Data records for software interfaces
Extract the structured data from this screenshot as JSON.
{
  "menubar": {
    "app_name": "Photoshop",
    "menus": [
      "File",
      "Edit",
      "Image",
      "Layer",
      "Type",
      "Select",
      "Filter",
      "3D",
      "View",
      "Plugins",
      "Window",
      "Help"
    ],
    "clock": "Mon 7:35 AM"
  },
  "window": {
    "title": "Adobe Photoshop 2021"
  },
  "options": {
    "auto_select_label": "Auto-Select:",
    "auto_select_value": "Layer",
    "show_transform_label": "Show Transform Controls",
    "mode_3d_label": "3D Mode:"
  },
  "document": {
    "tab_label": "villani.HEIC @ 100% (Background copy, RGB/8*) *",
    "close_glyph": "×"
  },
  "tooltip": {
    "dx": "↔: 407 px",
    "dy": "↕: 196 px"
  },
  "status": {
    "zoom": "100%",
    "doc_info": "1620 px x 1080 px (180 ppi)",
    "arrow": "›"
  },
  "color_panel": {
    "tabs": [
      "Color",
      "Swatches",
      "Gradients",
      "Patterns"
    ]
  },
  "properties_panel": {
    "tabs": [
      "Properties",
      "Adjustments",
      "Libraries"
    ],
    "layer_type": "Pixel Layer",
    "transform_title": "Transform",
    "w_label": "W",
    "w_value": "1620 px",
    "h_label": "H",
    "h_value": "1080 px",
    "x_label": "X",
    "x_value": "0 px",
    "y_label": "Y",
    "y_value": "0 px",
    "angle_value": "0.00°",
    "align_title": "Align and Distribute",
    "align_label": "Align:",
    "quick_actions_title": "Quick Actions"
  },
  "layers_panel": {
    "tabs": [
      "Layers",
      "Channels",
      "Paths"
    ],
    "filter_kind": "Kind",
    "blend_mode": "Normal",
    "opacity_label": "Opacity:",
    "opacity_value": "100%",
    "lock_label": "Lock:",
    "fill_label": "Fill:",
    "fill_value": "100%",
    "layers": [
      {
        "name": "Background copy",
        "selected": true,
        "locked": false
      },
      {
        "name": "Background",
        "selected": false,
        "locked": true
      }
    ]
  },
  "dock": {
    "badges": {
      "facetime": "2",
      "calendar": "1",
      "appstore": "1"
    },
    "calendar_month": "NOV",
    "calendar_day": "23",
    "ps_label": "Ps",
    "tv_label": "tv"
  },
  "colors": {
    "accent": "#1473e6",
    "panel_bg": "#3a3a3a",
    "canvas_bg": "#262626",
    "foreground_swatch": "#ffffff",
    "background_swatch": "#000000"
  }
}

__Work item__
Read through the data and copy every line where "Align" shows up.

__Result of the exercise__
    "align_title": "Align and Distribute",
    "align_label": "Align:",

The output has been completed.